"The proposal from the government is reckless, will endanger patients, and will adversely affect future students. If you undermine the flow of nurses, you destabilise the entirety of the system.

"The average student nurse is 29 on commencement of training; the idea of taking on £30k+ debt at that age is a deterrent. We’re an extremely diverse society, and nurses right now, I’m pleased to say, are able to reflect that."

Michaela McLachlan

“I’m a mature student nurse up in Bradford, and I’ve come down to London today with everyone who could make it from my course. The majority of us are mature students; we’ve got children, responsibilities, mouths to feed and bills that have to get paid. The bursary has given us this chance.

"There’s a huge amount of diversity in nursing, which makes us such a warm and open profession. If this financial support goes, mature students like me will get cut out; as mothers with three or four kids, we can’t take on £50,000 of debt to earn just over £20,000 a year, the numbers just wouldn’t add up. "

Charlie Williamson

“The life of a student nurse is busy, it’s much more intense than your typical course.
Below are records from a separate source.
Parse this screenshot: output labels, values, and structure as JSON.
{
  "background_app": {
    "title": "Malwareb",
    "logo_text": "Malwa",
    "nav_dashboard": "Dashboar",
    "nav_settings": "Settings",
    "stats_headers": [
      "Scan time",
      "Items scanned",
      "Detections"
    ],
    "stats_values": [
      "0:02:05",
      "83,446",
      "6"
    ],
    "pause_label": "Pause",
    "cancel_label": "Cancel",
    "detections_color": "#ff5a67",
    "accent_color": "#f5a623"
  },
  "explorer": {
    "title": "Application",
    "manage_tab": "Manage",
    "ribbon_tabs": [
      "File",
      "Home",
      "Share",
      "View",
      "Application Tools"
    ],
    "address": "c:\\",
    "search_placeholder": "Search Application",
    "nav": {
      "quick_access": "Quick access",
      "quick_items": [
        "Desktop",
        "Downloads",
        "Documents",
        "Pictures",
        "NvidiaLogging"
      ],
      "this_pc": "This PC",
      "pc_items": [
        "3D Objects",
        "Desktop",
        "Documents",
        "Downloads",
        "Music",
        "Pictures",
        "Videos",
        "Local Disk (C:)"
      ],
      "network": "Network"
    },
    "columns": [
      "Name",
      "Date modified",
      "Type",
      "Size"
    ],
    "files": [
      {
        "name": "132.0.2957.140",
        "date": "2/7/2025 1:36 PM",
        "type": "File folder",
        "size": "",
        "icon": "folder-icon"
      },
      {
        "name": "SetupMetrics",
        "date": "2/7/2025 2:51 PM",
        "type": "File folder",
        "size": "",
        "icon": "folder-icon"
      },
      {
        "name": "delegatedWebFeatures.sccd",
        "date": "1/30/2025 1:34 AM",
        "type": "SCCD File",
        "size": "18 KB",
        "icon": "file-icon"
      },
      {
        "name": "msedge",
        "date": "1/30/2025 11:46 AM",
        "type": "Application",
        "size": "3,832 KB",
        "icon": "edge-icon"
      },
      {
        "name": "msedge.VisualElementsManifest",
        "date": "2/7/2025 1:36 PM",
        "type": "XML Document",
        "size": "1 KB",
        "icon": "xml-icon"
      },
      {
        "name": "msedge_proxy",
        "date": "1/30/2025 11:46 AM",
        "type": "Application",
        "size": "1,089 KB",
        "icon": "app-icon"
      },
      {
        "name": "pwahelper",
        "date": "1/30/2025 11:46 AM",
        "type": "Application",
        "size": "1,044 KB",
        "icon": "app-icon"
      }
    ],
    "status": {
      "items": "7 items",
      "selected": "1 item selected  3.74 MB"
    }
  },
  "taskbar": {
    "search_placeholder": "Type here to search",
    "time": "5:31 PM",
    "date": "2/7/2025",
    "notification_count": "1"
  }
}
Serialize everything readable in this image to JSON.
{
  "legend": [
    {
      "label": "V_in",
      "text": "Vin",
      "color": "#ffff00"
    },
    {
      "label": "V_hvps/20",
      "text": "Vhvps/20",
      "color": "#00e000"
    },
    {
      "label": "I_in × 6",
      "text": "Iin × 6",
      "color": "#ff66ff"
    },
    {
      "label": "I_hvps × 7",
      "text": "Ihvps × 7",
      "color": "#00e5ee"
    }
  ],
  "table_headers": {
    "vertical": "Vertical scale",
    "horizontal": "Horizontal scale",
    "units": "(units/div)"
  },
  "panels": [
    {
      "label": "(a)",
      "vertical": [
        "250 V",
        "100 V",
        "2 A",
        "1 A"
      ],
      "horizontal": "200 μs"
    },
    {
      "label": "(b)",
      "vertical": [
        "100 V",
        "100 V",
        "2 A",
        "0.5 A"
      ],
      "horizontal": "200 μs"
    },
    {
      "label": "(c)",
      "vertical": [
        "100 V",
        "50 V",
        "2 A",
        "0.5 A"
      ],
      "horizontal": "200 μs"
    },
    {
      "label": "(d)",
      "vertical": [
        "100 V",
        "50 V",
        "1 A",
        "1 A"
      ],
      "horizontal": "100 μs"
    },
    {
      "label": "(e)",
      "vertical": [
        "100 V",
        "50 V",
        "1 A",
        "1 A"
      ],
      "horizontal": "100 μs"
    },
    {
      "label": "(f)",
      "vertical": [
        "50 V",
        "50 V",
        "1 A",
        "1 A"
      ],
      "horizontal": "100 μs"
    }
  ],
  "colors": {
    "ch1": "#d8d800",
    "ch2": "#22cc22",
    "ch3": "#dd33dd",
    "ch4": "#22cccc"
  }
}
I have lectures solidly from 9-4 every day, and when we’re on placements, I’m doing 12.5-hour shifts... including nights.

"These changes are, put bluntly, awful. I want to have good nurses alongside me when I work, and good nurses treat me when I’m sick. It just won’t happen if people can’t afford to train. It’s ridiculous."

Katie Page

“I’ve been a qualified nurse for, Christ, twelve years now, and I’m here fighting on behalf of nurses present, future and past.

"I’m also here as a patient, and a citizen – someone who one day will be reliant on the wonderful NHS. It’s patient safety, at the end of the day, that is at risk, and that’s ultimately why we’re here. You don’t become a nurse for anything else!

"We’re already at the tipping point, more people need us, and money is tight. Scrapping education for the nurses of the future? That’s it, enough is enough."

Foysia Arale

“Everyday I’m at a placement or in university, and in the small gaps in my schedule I’m sat in the library, studying hard for my course. If the bursary were to go, I’d have to find a job alongside my studies, but the reality is there are just not enough hours in the day. It would be impossible. On placements, we keep the health service going, we shouldn't have to pay for the privilege.

Julie Williams

“I’m a Senior Officer in the Royal College of Nursing, the union and professional organisation that represents healthcare workers, nurses, and our students. I relied on a bursary as a student nurse; without it I wouldn’t’ be here.

"We think it’s vital that this bursary is kept; student nurses just aren’t like other students in the UK. All of our student nurses spend half their time working in an NHS hospital, and they have to do this to qualify. It’s the only way they can support themselves."

Carrie Kuok

“I’m doing a degree in midwifery at Kings College London, and I’m here today to support students now and in the future. During placements I get up at 5am, and I’m not getting home until often past 10pm. The next day, it’s exactly the same, and now the Government expects me to pay for this."